Records contained in a dataset:
——————

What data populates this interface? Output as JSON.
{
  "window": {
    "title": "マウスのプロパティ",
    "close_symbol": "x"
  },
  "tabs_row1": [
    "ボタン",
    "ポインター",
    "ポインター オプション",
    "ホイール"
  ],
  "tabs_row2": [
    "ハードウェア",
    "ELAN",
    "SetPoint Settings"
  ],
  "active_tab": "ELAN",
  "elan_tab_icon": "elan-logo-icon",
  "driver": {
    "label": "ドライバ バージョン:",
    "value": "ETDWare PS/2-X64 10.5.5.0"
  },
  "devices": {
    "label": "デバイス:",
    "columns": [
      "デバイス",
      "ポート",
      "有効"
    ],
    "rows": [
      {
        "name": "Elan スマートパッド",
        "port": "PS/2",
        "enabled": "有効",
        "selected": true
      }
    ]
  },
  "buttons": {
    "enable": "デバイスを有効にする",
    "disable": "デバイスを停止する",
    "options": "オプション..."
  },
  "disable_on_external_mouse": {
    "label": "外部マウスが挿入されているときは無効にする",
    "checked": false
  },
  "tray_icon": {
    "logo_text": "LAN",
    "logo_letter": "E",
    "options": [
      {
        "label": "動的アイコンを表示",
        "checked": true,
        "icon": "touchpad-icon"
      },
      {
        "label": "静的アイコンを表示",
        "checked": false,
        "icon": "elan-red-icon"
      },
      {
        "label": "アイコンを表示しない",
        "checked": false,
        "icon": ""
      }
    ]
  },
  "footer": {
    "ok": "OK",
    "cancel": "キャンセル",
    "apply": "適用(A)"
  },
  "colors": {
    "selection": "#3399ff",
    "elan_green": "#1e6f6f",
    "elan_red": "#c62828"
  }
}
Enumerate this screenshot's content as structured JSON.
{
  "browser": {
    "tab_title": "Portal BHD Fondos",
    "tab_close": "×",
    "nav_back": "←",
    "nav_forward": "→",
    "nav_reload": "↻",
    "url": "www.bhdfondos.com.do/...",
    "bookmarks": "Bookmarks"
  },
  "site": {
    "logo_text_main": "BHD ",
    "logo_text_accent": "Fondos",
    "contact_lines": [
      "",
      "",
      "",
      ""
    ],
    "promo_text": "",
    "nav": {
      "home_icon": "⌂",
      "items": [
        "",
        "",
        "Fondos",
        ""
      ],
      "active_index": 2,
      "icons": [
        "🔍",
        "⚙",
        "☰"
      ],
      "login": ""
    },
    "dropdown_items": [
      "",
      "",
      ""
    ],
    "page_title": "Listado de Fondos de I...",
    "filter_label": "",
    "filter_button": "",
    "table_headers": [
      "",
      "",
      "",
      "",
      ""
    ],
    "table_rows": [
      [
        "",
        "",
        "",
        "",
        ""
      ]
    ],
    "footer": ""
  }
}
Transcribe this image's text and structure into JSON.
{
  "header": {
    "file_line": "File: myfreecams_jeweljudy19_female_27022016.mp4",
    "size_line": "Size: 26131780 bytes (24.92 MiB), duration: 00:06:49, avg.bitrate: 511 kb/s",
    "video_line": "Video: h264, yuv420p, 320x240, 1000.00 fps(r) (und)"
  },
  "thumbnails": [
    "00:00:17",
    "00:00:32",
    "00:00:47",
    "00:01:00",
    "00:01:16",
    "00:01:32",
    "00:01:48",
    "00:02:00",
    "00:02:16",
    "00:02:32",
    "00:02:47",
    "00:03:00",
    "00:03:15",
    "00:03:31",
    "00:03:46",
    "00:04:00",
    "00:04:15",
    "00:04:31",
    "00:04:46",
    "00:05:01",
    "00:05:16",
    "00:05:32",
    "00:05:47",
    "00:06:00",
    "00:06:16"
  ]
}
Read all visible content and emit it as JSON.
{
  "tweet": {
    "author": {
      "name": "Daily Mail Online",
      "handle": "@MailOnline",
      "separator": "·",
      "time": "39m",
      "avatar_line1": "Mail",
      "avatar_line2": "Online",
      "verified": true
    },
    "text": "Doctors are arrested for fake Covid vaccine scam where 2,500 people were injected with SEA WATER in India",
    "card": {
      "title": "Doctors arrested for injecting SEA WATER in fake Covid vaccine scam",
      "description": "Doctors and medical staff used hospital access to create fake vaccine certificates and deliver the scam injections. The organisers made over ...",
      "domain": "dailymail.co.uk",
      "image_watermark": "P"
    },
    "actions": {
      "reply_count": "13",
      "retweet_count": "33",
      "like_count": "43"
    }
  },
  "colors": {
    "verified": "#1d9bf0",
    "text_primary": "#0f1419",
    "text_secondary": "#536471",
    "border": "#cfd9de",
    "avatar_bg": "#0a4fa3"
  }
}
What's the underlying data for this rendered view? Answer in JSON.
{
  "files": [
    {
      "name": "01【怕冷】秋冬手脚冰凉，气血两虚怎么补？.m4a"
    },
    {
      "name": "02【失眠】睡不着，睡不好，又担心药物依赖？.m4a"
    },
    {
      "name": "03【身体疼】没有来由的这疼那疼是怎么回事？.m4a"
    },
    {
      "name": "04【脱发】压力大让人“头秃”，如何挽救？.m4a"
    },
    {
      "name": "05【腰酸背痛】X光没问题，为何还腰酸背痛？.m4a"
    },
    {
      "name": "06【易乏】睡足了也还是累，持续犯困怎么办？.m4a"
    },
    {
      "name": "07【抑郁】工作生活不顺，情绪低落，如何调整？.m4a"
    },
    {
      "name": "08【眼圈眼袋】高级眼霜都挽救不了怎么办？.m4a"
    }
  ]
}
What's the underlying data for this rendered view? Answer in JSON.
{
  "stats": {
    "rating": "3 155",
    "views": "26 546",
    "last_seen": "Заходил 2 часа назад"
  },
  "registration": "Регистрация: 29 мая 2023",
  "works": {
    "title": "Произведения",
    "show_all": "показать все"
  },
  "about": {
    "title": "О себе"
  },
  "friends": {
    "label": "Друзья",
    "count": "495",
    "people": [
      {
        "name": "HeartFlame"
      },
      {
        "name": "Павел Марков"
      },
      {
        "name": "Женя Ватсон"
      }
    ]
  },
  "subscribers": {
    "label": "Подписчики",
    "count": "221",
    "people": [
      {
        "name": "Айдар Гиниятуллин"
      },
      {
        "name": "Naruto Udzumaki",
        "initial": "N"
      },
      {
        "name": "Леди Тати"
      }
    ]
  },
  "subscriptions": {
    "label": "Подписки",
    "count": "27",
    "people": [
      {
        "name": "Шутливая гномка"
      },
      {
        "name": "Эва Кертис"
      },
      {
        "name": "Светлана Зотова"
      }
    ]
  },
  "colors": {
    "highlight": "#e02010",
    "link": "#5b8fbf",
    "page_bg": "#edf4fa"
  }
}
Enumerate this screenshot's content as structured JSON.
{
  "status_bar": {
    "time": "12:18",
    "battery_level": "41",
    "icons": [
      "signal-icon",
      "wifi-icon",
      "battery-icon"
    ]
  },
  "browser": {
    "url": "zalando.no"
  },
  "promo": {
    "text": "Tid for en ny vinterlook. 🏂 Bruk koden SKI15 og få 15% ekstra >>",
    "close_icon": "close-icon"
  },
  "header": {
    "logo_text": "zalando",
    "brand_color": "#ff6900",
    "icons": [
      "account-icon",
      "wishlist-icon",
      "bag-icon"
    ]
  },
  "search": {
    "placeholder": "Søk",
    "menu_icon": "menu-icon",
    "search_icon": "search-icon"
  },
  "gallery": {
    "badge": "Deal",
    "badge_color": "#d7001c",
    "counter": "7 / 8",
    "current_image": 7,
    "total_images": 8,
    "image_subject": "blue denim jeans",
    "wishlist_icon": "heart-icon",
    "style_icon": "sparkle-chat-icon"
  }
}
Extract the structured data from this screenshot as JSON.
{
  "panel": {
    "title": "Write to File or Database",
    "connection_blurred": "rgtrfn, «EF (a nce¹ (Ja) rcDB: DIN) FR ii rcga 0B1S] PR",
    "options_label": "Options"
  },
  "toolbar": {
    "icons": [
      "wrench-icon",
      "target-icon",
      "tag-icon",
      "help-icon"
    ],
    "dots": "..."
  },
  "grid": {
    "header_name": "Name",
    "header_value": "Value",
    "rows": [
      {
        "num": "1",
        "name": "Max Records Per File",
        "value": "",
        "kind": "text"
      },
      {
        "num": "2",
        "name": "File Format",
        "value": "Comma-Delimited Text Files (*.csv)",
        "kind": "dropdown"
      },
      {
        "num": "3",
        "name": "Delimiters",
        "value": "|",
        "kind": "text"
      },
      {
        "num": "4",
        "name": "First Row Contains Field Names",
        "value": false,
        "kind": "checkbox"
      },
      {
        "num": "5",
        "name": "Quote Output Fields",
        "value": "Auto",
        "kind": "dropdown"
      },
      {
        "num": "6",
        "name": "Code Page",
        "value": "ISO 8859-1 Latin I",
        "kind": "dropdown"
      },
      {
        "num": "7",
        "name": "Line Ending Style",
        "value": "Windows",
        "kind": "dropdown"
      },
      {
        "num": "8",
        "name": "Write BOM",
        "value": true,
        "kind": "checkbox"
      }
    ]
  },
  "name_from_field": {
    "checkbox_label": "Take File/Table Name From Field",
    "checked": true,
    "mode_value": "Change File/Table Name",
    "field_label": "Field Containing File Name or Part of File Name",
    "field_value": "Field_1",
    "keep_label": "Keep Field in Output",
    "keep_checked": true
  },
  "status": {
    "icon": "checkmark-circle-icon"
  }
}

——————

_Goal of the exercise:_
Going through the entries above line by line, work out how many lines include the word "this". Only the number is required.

_The completed task:_
7